The Three "C's" of Diminishing Household Chaos
Stephanie thought she was going to lose her mind. She just couldn't seem to keep things under control with her 5 year old twin boys and 8 year old daughter. From the moment they got up on the morning until they went to sleep at night it was one argument after another: who got to choose where to sit at breakfast, which TV show they were going to watch, who would be first in the bathroom, and so on. Just when she'd get one argument sorted out, another would erupt.
This kind of in-fighting is common in households with multiple children. In a bid for mom or dad's attention and an attempt to prove they're more powerful than one another, kids often pick fights attempting to "one-up" each other. Because each day is filled with numerous small tasks and simple privileges, the opportunities for fighting are virtually endless! But even in single kid households, things can often feel chaotic as the single child struggles for power with the adult(s) in the home.

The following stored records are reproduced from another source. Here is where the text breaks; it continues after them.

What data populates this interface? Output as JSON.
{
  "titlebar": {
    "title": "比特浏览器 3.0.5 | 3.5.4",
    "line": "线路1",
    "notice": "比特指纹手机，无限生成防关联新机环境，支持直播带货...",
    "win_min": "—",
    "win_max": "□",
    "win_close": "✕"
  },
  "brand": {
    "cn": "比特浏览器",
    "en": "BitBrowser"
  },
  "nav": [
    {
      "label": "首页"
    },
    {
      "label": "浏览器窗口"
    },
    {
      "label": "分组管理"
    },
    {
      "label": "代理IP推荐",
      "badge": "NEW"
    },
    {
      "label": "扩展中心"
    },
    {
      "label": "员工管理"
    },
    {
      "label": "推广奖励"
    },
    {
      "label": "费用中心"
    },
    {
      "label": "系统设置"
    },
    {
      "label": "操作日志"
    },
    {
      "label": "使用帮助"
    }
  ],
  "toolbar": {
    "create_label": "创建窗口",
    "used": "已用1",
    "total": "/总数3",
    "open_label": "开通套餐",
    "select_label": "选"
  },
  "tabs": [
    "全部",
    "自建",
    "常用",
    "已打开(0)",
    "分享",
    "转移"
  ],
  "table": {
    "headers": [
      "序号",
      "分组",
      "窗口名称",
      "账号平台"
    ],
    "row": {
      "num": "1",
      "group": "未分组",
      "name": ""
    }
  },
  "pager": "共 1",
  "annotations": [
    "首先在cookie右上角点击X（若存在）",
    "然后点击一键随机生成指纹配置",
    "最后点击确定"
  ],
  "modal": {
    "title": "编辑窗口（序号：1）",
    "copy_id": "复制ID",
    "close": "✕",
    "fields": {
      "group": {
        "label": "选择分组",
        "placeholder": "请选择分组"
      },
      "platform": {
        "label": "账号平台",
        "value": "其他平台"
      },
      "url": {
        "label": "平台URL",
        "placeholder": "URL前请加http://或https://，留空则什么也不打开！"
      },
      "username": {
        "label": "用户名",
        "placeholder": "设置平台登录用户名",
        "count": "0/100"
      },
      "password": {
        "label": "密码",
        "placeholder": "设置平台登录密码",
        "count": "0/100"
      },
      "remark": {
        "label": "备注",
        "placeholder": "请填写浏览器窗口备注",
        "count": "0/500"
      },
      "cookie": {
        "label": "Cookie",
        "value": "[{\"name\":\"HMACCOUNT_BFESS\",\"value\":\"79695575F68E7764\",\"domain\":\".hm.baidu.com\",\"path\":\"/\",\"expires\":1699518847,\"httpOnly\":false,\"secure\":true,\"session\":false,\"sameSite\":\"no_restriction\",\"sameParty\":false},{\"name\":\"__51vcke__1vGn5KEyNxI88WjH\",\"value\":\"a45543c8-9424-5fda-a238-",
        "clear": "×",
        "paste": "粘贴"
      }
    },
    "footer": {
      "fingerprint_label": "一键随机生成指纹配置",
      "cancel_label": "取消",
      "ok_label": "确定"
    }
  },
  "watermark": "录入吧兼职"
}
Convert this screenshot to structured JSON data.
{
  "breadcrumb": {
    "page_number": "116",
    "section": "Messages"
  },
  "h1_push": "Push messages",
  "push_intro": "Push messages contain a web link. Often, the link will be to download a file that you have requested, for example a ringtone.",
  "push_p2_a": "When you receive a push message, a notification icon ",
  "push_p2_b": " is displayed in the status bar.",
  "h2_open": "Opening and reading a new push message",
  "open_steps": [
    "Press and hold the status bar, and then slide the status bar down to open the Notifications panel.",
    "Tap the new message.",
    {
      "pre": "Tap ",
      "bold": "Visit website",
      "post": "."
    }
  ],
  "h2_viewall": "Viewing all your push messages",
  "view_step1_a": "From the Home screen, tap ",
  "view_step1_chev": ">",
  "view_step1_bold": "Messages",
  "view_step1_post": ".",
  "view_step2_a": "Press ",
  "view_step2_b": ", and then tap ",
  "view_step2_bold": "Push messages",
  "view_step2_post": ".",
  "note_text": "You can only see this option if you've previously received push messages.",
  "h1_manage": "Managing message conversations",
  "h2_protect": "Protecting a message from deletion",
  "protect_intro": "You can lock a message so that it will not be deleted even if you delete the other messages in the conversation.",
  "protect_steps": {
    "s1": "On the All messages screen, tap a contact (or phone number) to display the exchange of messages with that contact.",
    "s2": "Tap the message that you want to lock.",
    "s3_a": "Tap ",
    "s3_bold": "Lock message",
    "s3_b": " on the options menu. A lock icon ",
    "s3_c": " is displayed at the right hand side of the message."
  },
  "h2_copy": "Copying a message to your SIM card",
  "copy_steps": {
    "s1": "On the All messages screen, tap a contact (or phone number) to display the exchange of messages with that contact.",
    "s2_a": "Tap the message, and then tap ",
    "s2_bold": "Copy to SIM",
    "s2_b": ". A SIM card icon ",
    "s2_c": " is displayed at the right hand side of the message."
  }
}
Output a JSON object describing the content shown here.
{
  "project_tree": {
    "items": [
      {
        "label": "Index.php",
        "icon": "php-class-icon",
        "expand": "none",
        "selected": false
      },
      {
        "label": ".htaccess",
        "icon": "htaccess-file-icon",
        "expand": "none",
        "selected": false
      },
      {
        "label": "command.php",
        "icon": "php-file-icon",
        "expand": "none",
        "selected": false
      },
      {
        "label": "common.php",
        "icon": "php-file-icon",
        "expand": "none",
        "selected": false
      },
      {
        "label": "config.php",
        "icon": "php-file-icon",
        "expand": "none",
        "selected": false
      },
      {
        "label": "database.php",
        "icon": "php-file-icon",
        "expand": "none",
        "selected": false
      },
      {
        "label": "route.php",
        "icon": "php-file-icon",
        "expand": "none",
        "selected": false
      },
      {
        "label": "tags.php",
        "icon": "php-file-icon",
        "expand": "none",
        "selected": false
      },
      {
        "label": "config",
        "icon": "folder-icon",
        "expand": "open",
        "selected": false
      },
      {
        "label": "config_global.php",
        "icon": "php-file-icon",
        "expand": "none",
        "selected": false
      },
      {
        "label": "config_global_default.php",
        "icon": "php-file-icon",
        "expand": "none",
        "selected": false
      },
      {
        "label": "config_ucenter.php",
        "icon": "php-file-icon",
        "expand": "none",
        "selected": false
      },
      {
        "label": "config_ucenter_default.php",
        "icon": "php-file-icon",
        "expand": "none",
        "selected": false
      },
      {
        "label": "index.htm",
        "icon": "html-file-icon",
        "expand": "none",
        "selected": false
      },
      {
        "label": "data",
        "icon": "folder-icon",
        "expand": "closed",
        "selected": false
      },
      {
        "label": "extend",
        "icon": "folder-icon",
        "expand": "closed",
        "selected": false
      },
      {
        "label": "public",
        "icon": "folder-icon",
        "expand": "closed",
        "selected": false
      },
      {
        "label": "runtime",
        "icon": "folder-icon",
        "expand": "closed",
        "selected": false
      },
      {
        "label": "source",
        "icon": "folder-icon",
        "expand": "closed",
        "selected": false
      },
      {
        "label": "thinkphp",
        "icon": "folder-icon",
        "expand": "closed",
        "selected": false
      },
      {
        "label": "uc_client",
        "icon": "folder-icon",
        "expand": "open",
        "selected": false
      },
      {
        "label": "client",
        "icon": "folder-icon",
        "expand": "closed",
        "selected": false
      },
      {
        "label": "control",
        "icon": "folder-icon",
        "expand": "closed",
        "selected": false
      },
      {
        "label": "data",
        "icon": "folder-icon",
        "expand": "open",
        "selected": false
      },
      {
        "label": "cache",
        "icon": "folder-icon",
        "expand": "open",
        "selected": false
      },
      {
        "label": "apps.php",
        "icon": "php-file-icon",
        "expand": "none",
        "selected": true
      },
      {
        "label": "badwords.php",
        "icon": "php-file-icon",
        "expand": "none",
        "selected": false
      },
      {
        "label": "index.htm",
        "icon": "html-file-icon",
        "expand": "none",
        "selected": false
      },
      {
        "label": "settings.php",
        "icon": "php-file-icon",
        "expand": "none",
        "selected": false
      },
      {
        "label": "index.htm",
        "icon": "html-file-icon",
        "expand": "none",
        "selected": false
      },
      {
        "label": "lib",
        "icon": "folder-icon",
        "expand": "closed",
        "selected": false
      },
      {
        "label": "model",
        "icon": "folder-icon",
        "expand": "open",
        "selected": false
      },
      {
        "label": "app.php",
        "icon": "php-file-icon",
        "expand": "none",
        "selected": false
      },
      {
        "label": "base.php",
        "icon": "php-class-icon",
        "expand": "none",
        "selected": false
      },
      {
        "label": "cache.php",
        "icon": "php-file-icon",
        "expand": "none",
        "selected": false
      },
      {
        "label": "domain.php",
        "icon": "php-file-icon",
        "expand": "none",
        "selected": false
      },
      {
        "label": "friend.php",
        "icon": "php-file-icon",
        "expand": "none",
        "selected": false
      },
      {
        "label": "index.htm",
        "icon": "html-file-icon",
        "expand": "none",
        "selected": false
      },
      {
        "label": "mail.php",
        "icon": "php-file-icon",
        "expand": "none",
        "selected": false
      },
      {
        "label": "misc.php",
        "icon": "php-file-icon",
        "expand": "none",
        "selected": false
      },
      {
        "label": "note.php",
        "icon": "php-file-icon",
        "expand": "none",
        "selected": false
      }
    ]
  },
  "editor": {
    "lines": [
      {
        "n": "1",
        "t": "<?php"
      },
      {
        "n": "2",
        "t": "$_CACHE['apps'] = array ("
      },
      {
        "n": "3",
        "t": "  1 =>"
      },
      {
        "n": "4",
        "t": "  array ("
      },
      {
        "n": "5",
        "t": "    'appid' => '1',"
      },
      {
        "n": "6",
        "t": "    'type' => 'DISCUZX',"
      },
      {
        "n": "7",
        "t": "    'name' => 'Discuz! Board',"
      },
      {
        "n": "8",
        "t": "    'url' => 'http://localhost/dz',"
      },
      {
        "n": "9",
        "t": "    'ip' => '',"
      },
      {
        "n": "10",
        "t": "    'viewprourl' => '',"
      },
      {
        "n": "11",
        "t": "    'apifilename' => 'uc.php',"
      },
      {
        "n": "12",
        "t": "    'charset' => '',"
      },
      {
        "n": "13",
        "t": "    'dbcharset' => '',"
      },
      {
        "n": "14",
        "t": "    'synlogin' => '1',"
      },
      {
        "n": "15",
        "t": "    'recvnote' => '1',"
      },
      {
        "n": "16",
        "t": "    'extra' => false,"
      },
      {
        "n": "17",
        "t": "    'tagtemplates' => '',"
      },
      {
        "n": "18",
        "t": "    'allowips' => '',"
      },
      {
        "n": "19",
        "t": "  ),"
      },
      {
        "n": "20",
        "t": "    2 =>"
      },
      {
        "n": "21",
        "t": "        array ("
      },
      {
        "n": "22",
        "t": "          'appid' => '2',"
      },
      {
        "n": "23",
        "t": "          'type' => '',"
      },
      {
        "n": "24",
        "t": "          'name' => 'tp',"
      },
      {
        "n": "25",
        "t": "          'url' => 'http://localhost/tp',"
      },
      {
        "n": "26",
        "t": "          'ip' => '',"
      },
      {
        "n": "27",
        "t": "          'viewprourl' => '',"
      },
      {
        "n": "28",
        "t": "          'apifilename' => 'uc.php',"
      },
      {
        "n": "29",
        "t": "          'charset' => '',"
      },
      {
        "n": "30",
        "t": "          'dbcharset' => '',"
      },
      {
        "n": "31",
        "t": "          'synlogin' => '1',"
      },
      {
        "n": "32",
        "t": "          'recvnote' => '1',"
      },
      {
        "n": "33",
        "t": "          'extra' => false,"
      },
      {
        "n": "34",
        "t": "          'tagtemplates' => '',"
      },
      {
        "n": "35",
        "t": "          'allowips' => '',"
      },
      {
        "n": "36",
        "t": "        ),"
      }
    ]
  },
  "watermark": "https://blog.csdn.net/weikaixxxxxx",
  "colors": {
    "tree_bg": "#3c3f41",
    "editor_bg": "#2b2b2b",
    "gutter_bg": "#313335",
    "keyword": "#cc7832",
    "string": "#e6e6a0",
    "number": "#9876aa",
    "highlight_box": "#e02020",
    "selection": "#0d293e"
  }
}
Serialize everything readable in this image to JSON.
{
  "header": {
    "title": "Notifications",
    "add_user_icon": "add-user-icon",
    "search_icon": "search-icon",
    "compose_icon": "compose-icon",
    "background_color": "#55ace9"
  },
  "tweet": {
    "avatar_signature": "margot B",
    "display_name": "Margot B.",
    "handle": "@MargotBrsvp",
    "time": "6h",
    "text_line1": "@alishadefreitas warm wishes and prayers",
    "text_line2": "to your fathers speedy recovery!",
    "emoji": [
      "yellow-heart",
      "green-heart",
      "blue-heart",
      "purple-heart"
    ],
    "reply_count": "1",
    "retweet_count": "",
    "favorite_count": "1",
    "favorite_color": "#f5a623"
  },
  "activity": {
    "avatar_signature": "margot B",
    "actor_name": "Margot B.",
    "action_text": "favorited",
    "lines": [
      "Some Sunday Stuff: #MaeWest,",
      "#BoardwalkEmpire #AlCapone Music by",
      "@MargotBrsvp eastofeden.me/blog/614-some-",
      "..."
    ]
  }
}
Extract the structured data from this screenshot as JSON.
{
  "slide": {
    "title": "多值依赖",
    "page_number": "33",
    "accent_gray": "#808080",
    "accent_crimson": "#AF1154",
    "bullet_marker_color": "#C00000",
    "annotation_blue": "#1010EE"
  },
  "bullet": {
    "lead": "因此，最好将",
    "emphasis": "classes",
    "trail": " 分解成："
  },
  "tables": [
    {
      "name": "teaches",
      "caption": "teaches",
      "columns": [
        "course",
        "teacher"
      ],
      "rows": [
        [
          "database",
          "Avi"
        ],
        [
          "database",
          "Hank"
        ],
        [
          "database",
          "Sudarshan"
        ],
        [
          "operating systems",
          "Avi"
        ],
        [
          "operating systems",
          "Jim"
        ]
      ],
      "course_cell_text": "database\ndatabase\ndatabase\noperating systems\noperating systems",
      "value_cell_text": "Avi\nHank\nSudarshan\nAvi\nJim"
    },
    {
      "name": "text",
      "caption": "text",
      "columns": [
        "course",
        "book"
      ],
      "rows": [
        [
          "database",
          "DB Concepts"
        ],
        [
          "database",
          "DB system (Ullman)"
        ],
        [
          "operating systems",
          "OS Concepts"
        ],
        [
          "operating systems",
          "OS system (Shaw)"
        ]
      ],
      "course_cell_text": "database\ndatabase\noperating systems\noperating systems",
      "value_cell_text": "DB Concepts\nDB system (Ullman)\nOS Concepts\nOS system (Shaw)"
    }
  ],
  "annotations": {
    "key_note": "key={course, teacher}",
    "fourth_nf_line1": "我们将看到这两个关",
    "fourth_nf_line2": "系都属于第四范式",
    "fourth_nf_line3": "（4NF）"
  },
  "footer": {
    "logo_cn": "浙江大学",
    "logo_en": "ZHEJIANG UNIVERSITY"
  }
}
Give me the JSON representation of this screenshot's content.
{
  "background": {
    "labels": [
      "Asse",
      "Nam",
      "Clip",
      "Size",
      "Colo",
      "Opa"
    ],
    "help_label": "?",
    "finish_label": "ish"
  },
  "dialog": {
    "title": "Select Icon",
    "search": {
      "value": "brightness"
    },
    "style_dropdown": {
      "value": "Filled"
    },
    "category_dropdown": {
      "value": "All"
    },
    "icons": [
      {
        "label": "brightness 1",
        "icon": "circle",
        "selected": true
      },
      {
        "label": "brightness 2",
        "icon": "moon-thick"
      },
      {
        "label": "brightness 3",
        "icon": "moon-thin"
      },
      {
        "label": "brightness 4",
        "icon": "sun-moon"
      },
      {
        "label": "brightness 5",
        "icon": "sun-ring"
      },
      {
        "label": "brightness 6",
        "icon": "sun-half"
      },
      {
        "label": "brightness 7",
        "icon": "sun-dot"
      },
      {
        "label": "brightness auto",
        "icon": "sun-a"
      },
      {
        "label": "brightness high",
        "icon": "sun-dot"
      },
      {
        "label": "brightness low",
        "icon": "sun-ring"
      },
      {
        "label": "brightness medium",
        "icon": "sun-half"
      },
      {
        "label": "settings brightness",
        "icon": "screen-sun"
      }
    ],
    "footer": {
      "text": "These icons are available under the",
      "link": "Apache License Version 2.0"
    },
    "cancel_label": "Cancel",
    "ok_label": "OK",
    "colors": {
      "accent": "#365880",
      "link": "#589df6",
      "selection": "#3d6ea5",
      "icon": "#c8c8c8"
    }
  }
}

The good news is that parents in single or multi-kid homes can regain some semblance of control by going "back to basics" and honoring the three "C's" of diminishing chaos: communication, clarity and consistency.
In brief, communication refers to making sure you as the parent have been "heard" amidst the chaos. In general, the louder and angrier you are, the less your children listen. Remember the old trick teachers would use in the classroom? They'd turn off the lights and whisper to get the class's attention. Communicating your wishes to your children usually means "toning down", not up.
Clarity is also important. Children are more likely to hear short, concrete statements instead of lectures: for example: "John gets to go first today, tomorrow it's your turn", rather than "Why do you always have to fight? You know you'll get your chance to go first tomorrow. I can't believe we can't even have one day's worth of peace in the household!"
Finally, consistency refers to your ability to maintain focus in the midst of the chaos. Not so easy to do, I admit! Still, sometimes simply having a plan that you can refer back to will help you send consistent messages to your children.
One way to maintain a consistent plan that also communicates your message and is clear is to create a chart with and for your child(ren). I'm not referring to a star chart or reward system, but rather to a chart that clearly explains house rules, or whose turn it is to go first, along with the consequences of breaking those rules or commitments. Here's how it works, in each specific case:
The House Rules Chart - Sit down with your child(ren) and explain that you're going to come up with some house rules and that you need their help. These rules will refer to how you should treat one another, how long it should take to accomplish assigned chores, when homework should be done, etc. etc. Make a list of the rules that you come up with together on the left hand side of the chart, then draw a line vertically down the middle of the posterboard. Ask the kid(s) what they think should be the consequence in each case if they break a rule, then list each consequence across from the rule to which it refers. By posting this chart in a common area of the apartment, you can be clear in your communication when a rule gets broken: "John, house rule number two... you know the consequence." Even if children cannot read yet and you have to verbalize the rule and consequence each time, having it written down consistently communicates that you're serious.
The "First" Chart -- In the case of kids who just always have to be first, I suggest having a calendar, with squares dated Monday - Sunday posted prominently. Each child gets a specific day on a rotating basis to be "first" - in everything. For example, if Suzie's "first day's" are Mon., Wed. And Fri., then she gets to choose where she sits at the table those days, she has the privilege of being first in the bathroom, of pressing the elevator button, etc. John, having the alternate days of Tues., Thurs. and Sat. has "first" privileges on those days. And what about Sunday? That's your day to choose - after all, parents have rights too!
These charts can be as creative as you wish. Just remember that "clarity" is one of the "three C's" - and it applies to charts as well as words. If your chart gets too detailed, with too many words and too many rules, your children will not respond to it any better than they did to your verbal communication.
Another way to clarify your requests to your child(ren) - at least those involving time - is to use an egg timer. I found the best to be the kind where you turn the dial to the correct number of minutes and it makes a ticking sound as it moves. A timer allows you to say, "I'd like you to be dressed in five minutes, or you won't have time to watch TV before school," and provides a concrete visual "picture" of how much time five minutes is. Even older children get distracted by toys, computers, or books in their rooms while they're supposed to be accomplishing a task or chore, so a timer can communicate your message consistently and clearly every time to a variety of ages.
As the chaos begins to diminish in your home, don't forget the power of encouragement. Simple words of praise and gratitude go a long way to solidifying you child's new and more acceptable behaviors.